> _PROMPT_
From the entries below, copy every line that has the word "name".
[ENTRIES PROVIDED Boundary: Start]
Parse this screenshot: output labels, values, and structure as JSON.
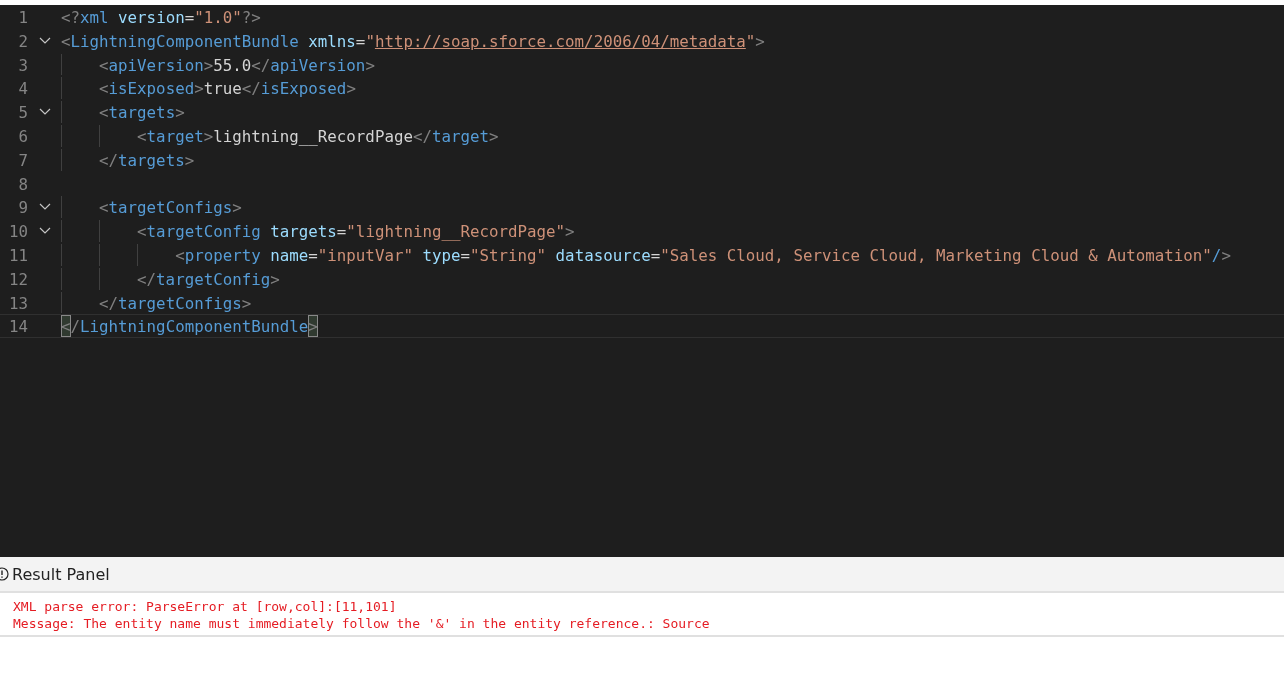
{
  "editor": {
    "lines": [
      {
        "number": "1",
        "foldable": false,
        "current": false,
        "tokens": [
          {
            "kind": "punct",
            "text": "<?"
          },
          {
            "kind": "tag",
            "text": "xml"
          },
          {
            "kind": "attr",
            "text": " version"
          },
          {
            "kind": "plain",
            "text": "="
          },
          {
            "kind": "string",
            "text": "\"1.0\""
          },
          {
            "kind": "punct",
            "text": "?>"
          }
        ]
      },
      {
        "number": "2",
        "foldable": true,
        "current": false,
        "tokens": [
          {
            "kind": "punct",
            "text": "<"
          },
          {
            "kind": "tag",
            "text": "LightningComponentBundle"
          },
          {
            "kind": "attr",
            "text": " xmlns"
          },
          {
            "kind": "plain",
            "text": "="
          },
          {
            "kind": "string",
            "text": "\""
          },
          {
            "kind": "link",
            "text": "http://soap.sforce.com/2006/04/metadata"
          },
          {
            "kind": "string",
            "text": "\""
          },
          {
            "kind": "punct",
            "text": ">"
          }
        ]
      },
      {
        "number": "3",
        "foldable": false,
        "current": false,
        "tokens": [
          {
            "kind": "punct",
            "text": "    <"
          },
          {
            "kind": "tag",
            "text": "apiVersion"
          },
          {
            "kind": "punct",
            "text": ">"
          },
          {
            "kind": "plain",
            "text": "55.0"
          },
          {
            "kind": "punct",
            "text": "</"
          },
          {
            "kind": "tag",
            "text": "apiVersion"
          },
          {
            "kind": "punct",
            "text": ">"
          }
        ]
      },
      {
        "number": "4",
        "foldable": false,
        "current": false,
        "tokens": [
          {
            "kind": "punct",
            "text": "    <"
          },
          {
            "kind": "tag",
            "text": "isExposed"
          },
          {
            "kind": "punct",
            "text": ">"
          },
          {
            "kind": "plain",
            "text": "true"
          },
          {
            "kind": "punct",
            "text": "</"
          },
          {
            "kind": "tag",
            "text": "isExposed"
          },
          {
            "kind": "punct",
            "text": ">"
          }
        ]
      },
      {
        "number": "5",
        "foldable": true,
        "current": false,
        "tokens": [
          {
            "kind": "punct",
            "text": "    <"
          },
          {
            "kind": "tag",
            "text": "targets"
          },
          {
            "kind": "punct",
            "text": ">"
          }
        ]
      },
      {
        "number": "6",
        "foldable": false,
        "current": false,
        "tokens": [
          {
            "kind": "punct",
            "text": "        <"
          },
          {
            "kind": "tag",
            "text": "target"
          },
          {
            "kind": "punct",
            "text": ">"
          },
          {
            "kind": "plain",
            "text": "lightning__RecordPage"
          },
          {
            "kind": "punct",
            "text": "</"
          },
          {
            "kind": "tag",
            "text": "target"
          },
          {
            "kind": "punct",
            "text": ">"
          }
        ]
      },
      {
        "number": "7",
        "foldable": false,
        "current": false,
        "tokens": [
          {
            "kind": "punct",
            "text": "    </"
          },
          {
            "kind": "tag",
            "text": "targets"
          },
          {
            "kind": "punct",
            "text": ">"
          }
        ]
      },
      {
        "number": "8",
        "foldable": false,
        "current": false
      },
      {
        "number": "9",
        "foldable": true,
        "current": false,
        "tokens": [
          {
            "kind": "punct",
            "text": "    <"
          },
          {
            "kind": "tag",
            "text": "targetConfigs"
          },
          {
            "kind": "punct",
            "text": ">"
          }
        ]
      },
      {
        "number": "10",
        "foldable": true,
        "current": false,
        "tokens": [
          {
            "kind": "punct",
            "text": "        <"
          },
          {
            "kind": "tag",
            "text": "targetConfig"
          },
          {
            "kind": "attr",
            "text": " targets"
          },
          {
            "kind": "plain",
            "text": "="
          },
          {
            "kind": "string",
            "text": "\"lightning__RecordPage\""
          },
          {
            "kind": "punct",
            "text": ">"
          }
        ]
      },
      {
        "number": "11",
        "foldable": false,
        "current": false,
        "tokens": [
          {
            "kind": "punct",
            "text": "            <"
          },
          {
            "kind": "tag",
            "text": "property"
          },
          {
            "kind": "attr",
            "text": " name"
          },
          {
            "kind": "plain",
            "text": "="
          },
          {
            "kind": "string",
            "text": "\"inputVar\""
          },
          {
            "kind": "attr",
            "text": " type"
          },
          {
            "kind": "plain",
            "text": "="
          },
          {
            "kind": "string",
            "text": "\"String\""
          },
          {
            "kind": "attr",
            "text": " datasource"
          },
          {
            "kind": "plain",
            "text": "="
          },
          {
            "kind": "string",
            "text": "\"Sales Cloud, Service Cloud, Marketing Cloud & Automation\""
          },
          {
            "kind": "tag",
            "text": "/"
          },
          {
            "kind": "punct",
            "text": ">"
          }
        ]
      },
      {
        "number": "12",
        "foldable": false,
        "current": false,
        "tokens": [
          {
            "kind": "punct",
            "text": "        </"
          },
          {
            "kind": "tag",
            "text": "targetConfig"
          },
          {
            "kind": "punct",
            "text": ">"
          }
        ]
      },
      {
        "number": "13",
        "foldable": false,
        "current": false,
        "tokens": [
          {
            "kind": "punct",
            "text": "    </"
          },
          {
            "kind": "tag",
            "text": "targetConfigs"
          },
          {
            "kind": "punct",
            "text": ">"
          }
        ]
      },
      {
        "number": "14",
        "foldable": false,
        "current": true,
        "tokens": [
          {
            "kind": "bracket",
            "text": "<"
          },
          {
            "kind": "punct",
            "text": "/"
          },
          {
            "kind": "tag",
            "text": "LightningComponentBundle"
          },
          {
            "kind": "bracket",
            "text": ">"
          }
        ]
      }
    ]
  },
  "result_panel": {
    "title": "Result Panel",
    "messages": [
      "XML parse error: ParseError at [row,col]:[11,101]",
      "Message: The entity name must immediately follow the '&' in the entity reference.: Source"
    ]
  }
}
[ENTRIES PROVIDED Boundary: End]
> _EXERCISE SOLUTION_
            "text": " name"
      "Message: The entity name must immediately follow the '&' in the entity reference.: Source"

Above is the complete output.